One of the easiest and best materials for an artist to work with is Bronze. Bronze is an alloy, a mix of two metals, mainly Copper and a bit of Tin which makes it a beautiful material to work with for any artistic sculpture as it is so malleable and amenable to moulding work. The hot metal is poured into terracotta moulds or more modern moulds of thick heat resistant compound rubber and traditional plaster. In the past this plaster was coated over the subject after death of a person or with air holes if they were still alive so as to get a perfect likeness. This plaster was set then baked to hardness and the bronze poured in and allowed to cool. Animals were also popular subjects with the animals created to likeness within the plaster from the artist’s memory, sketches and skilled hand. Some wonderful new examples can be seen with the Bronze Wildlife sculptures from Gill Parker but let’s also look at where the art began. Let’s go back to Ancient Greece
The classical world, being one of heroes and heroines of great renown needed to have a medium to fully show off their talents. From 1200 BC we can start to see the appearance of these fine figures. Previously the original standbys of the sculpting world were the favourites of Terracotta and Marble. Whilst terracotta was quite hard wearing and marble gleamed in the sun they did have a tendency to break easily if there were any parts poking out. Arms holding Swords, A God pointing at something in the distance or the paws of Lions sticking out were liable to be easily damaged and they did not have an equivalent of No more nails back then to attach them back on. Bronze had a major advantage in that there was no way an arm was going to go under the intense sun or by accident.
It was lighter to use than the clay or the stone as it could be moulded hollow.
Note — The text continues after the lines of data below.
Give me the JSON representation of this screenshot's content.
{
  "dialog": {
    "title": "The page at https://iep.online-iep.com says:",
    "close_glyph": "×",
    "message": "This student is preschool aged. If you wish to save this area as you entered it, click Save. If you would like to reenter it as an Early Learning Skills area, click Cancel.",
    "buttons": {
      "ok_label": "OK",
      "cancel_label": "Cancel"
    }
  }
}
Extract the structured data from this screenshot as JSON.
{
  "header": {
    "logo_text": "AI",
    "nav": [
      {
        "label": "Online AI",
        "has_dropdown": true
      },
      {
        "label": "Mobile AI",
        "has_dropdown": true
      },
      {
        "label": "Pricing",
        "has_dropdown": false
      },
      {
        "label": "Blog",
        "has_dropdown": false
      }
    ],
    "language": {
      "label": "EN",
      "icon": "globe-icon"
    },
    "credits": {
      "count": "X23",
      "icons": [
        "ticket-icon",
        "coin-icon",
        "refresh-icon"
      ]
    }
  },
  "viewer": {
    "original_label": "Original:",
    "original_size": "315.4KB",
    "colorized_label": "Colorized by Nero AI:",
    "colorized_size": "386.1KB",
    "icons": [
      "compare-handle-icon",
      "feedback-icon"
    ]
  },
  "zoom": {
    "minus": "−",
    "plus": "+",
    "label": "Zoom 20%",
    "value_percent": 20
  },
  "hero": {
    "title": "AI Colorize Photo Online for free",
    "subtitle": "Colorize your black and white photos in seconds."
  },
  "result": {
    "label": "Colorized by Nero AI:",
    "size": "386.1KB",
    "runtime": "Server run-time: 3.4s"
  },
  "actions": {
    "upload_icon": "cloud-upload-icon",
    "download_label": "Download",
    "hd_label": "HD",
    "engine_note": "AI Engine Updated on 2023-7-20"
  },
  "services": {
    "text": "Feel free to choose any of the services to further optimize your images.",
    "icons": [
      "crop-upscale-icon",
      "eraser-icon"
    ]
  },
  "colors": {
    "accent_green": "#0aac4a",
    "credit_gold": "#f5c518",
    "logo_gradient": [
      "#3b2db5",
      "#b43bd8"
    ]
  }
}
Weights were added to keep it down on the pedestal but when they were up, they were up. This gave the artists the chance to make racier depictions of the human form as the metal allowed you greater emphasis on certain areas with minimal work. Hollow metal casting took several generations to perfect and it was a bit of stretch to ask the local dignitaries if they could use the bronze for a solid statue as it was considered very valuable. This is why such examples from antiquity can be rare. It was not uncommon for rampaging hordes or even the locals themselves to pull down the statue and turn it into armour or weapons. Once the hollow casting was established the age of the bronze sculpture and statue was put into overdrive and there are many fine examples still in existence to day.